Meeting the Women of Alavanyo

Sun 8th December 2019

We spent the morning with the women of Alavanyo. Around 55 women gathered together. Alyrene asked questions to the women, which were translated by Mary, a ‘Queen Mother’ The Queen Mothers are the wise women of the village who, like the Elders (who are all men) look after the welfare of the community.

Meeting the women of Alavanyo Dzogbedze

When asked if any of them used the toilets constructed earlier in the year they all said yes. With an average of almost four children per household this indicates that at least 326 people are benefiting from the toilets every day.

“I go every day. Very good. The place [the toilet] is good, nothing bad. I am very very happy”

As well as the obvious health benefits of the toilets, Mary explained that she, and others in the village, now feel proud to invite friends and relatives to their homes. Without a toilet they felt “a disgrace” when people came to visit as they could only offer the bushes for them to relieve themselves. Hospitality is integral to Ghanaian society so the toilets bring heath, dignity and hospitality – all so very important.

Learning a Trade
Keen to find out more about the women we asked more, each question was translated by Mary and the women took it in turn to discuss their answers. Almost unanimously they said they wanted to learn a trade to make money. None were looking for handouts, rather support to earn their own funds. A lot of their husbands work in Accra, Ghana’s capital city which is around a five hour drive away. The women stay in the village to tend to the farm and look after the children. Some, like Mary, already run their own business. Mary has been a hairdresser for 15 years and is trying to earn enough money to finish the construction on her house. Currently she rents a small house for herself and her five children. She was looking forward to seeing her husband for Christmas, the first time in three months.

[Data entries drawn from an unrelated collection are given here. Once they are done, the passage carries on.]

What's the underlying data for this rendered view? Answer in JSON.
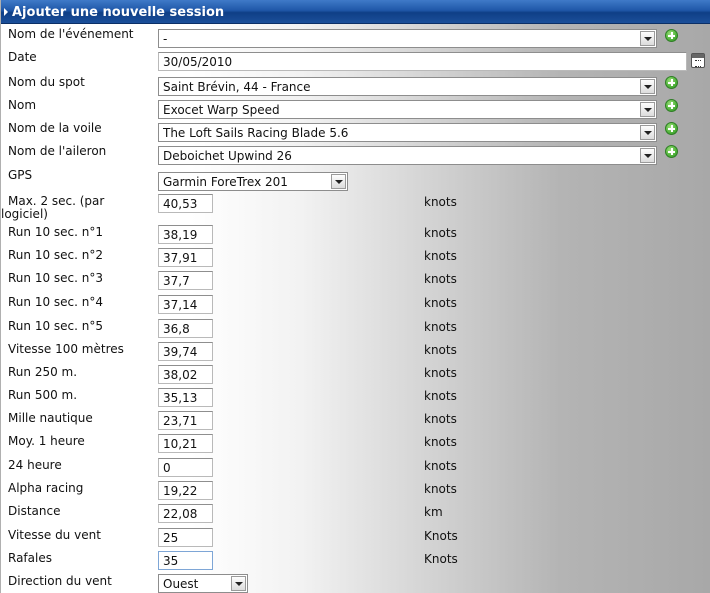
{
  "header": {
    "title": "Ajouter une nouvelle session"
  },
  "fields": {
    "event": {
      "label": "Nom de l'événement",
      "value": "-"
    },
    "date": {
      "label": "Date",
      "value": "30/05/2010"
    },
    "spot": {
      "label": "Nom du spot",
      "value": "Saint Brévin, 44 - France"
    },
    "board": {
      "label": "Nom",
      "value": "Exocet Warp Speed"
    },
    "sail": {
      "label": "Nom de la voile",
      "value": "The Loft Sails Racing Blade 5.6"
    },
    "fin": {
      "label": "Nom de l'aileron",
      "value": "Deboichet Upwind 26"
    },
    "gps": {
      "label": "GPS",
      "value": "Garmin ForeTrex 201"
    },
    "max2": {
      "label_line1": "Max. 2 sec. (par",
      "label_line2": "logiciel)",
      "value": "40,53",
      "unit": "knots"
    },
    "run1": {
      "label": "Run 10 sec. n°1",
      "value": "38,19",
      "unit": "knots"
    },
    "run2": {
      "label": "Run 10 sec. n°2",
      "value": "37,91",
      "unit": "knots"
    },
    "run3": {
      "label": "Run 10 sec. n°3",
      "value": "37,7",
      "unit": "knots"
    },
    "run4": {
      "label": "Run 10 sec. n°4",
      "value": "37,14",
      "unit": "knots"
    },
    "run5": {
      "label": "Run 10 sec. n°5",
      "value": "36,8",
      "unit": "knots"
    },
    "v100": {
      "label": "Vitesse 100 mètres",
      "value": "39,74",
      "unit": "knots"
    },
    "run250": {
      "label": "Run 250 m.",
      "value": "38,02",
      "unit": "knots"
    },
    "run500": {
      "label": "Run 500 m.",
      "value": "35,13",
      "unit": "knots"
    },
    "mile": {
      "label": "Mille nautique",
      "value": "23,71",
      "unit": "knots"
    },
    "moy1h": {
      "label": "Moy. 1 heure",
      "value": "10,21",
      "unit": "knots"
    },
    "h24": {
      "label": "24 heure",
      "value": "0",
      "unit": "knots"
    },
    "alpha": {
      "label": "Alpha racing",
      "value": "19,22",
      "unit": "knots"
    },
    "distance": {
      "label": "Distance",
      "value": "22,08",
      "unit": "km"
    },
    "wind": {
      "label": "Vitesse du vent",
      "value": "25",
      "unit": "Knots"
    },
    "gusts": {
      "label": "Rafales",
      "value": "35",
      "unit": "Knots"
    },
    "winddir": {
      "label": "Direction du vent",
      "value": "Ouest"
    }
  },
  "icons": {
    "add": "add-circle-icon",
    "calendar": "calendar-icon",
    "dropdown": "chevron-down-icon"
  },
  "colors": {
    "titlebar": "#1f57a8",
    "add_icon": "#4fb23a"
  }
}
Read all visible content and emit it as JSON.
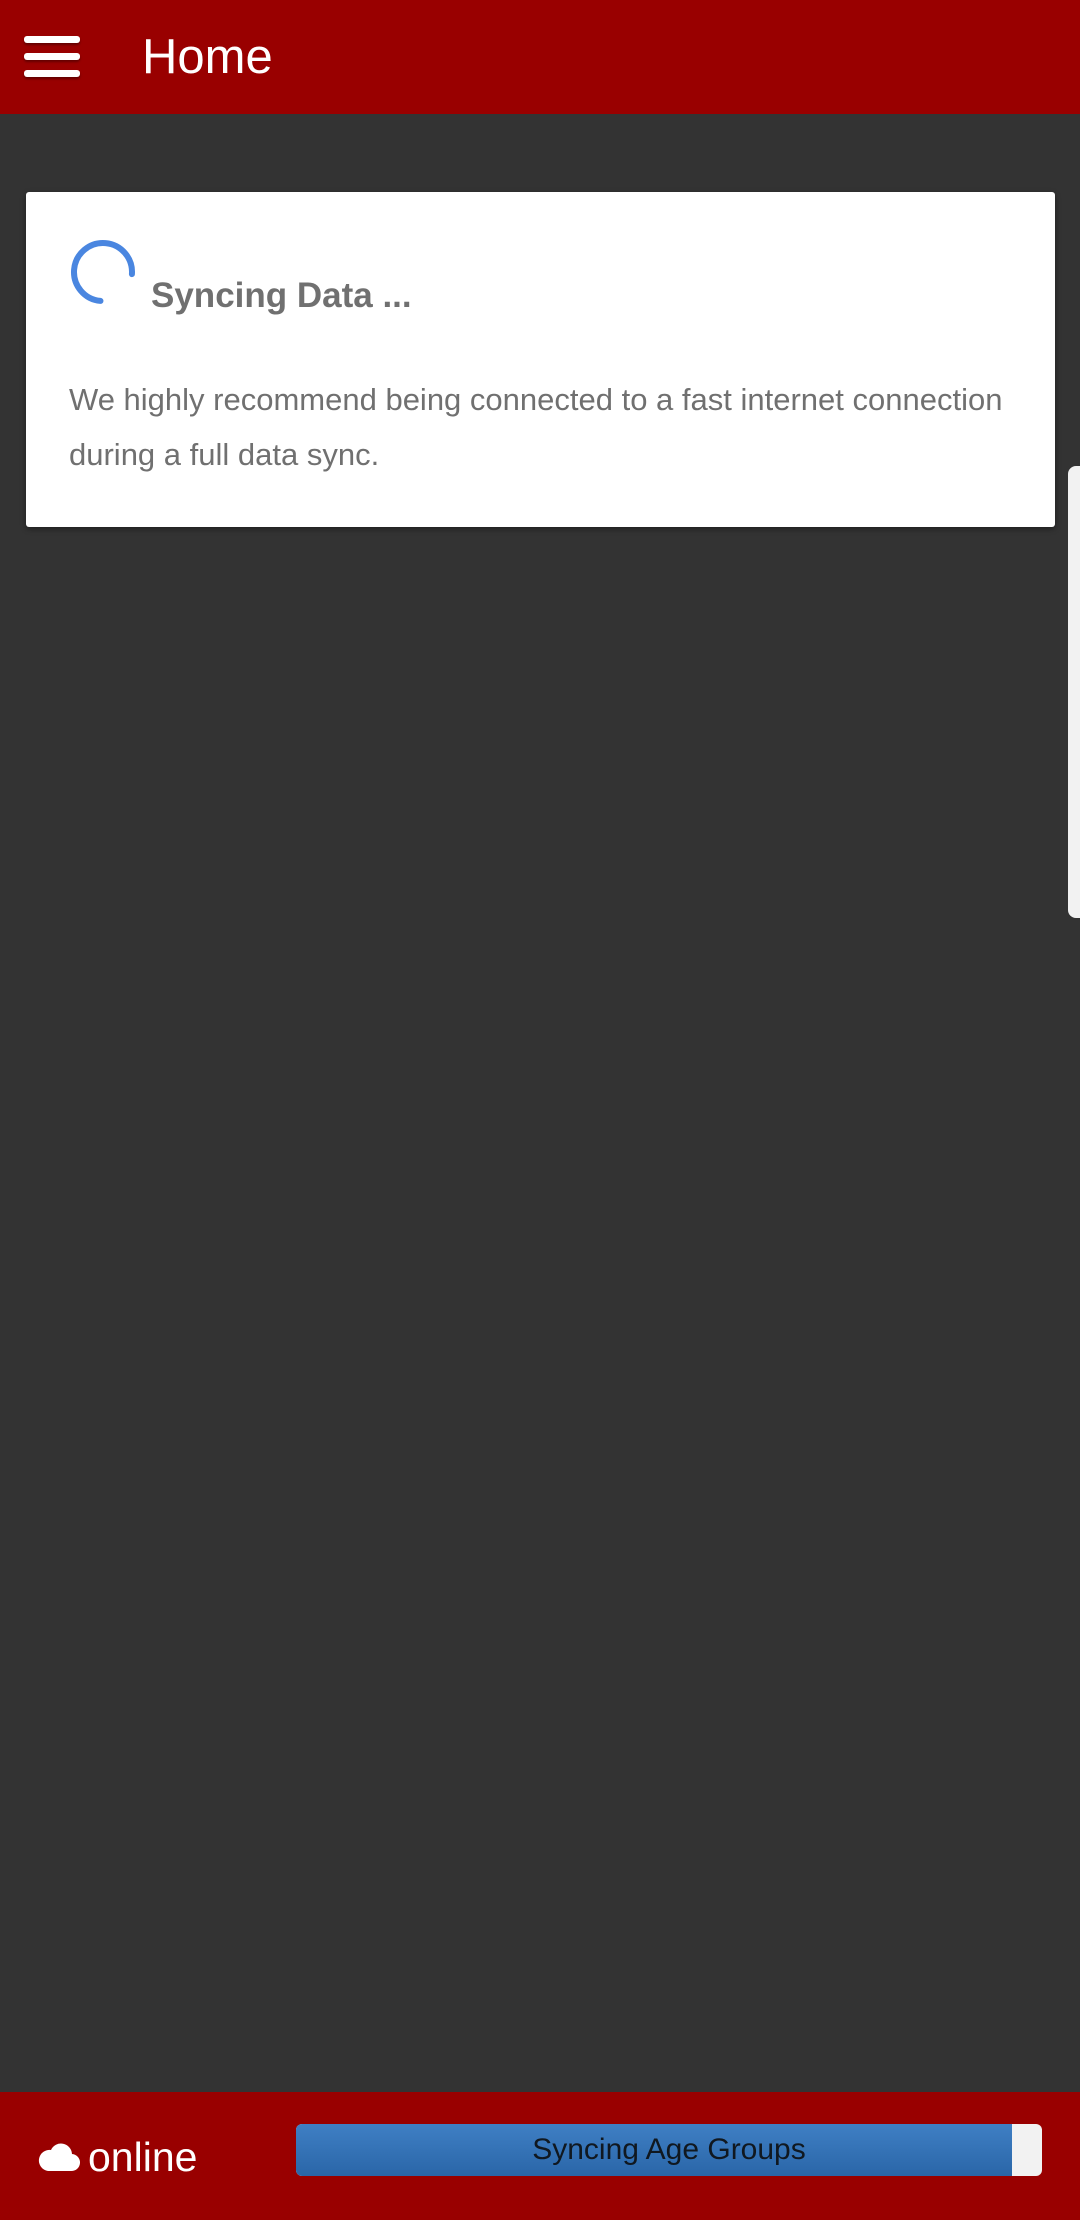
{
  "header": {
    "menu_icon": "hamburger-menu-icon",
    "title": "Home"
  },
  "sync_card": {
    "spinner_icon": "loading-spinner-icon",
    "title": "Syncing Data ...",
    "message": "We highly recommend being connected to a fast internet connection during a full data sync."
  },
  "footer": {
    "status_icon": "cloud-icon",
    "status": "online",
    "progress": {
      "label": "Syncing Age Groups",
      "fraction": 0.96
    }
  },
  "colors": {
    "header_background": "#990000",
    "page_background": "#333333",
    "card_background": "#ffffff",
    "spinner": "#4a86e0",
    "progress_fill": "#2f6eb3",
    "progress_track": "#f2f2f2"
  }
}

Mary at her unfinished house

When asked what made them feel unsafe, Gloria also spoke of needing a trade, “poverty, because we don’t have a trade, we have no money”.
Other women, such as 20 year old Beatrice said she wanted to become a business women. Trades they were interested in varied from making soap and beads to batick (Ghanaian tie-dye cloth) or baking. In order to set up these businesses they would need small loans, training and the use of equipment.

With no mains connection and a faulty borehole in the village the main source of water comes from three small streams and capturing rain water. In December we were at the beginning of the dry season with little to no rain and the water in the streams was already running low. The women spend much of their time “searching for good water”. They explained that by January they would queue for three to four hours at the one remaining stream for one bucket of water. This water is used to wash themselves and their families, to cook with, wash the dishes and clothes and keep the home clean.

Collecting water

Luckily affordable drinking water is available, sold in 500ml plastic bags for the equivalent of a few pence. These bags are sold across the country delivered on big lorries. The plastic waste and littering can’t be ignored but the health benefits since these bags of water have been introduced are immense.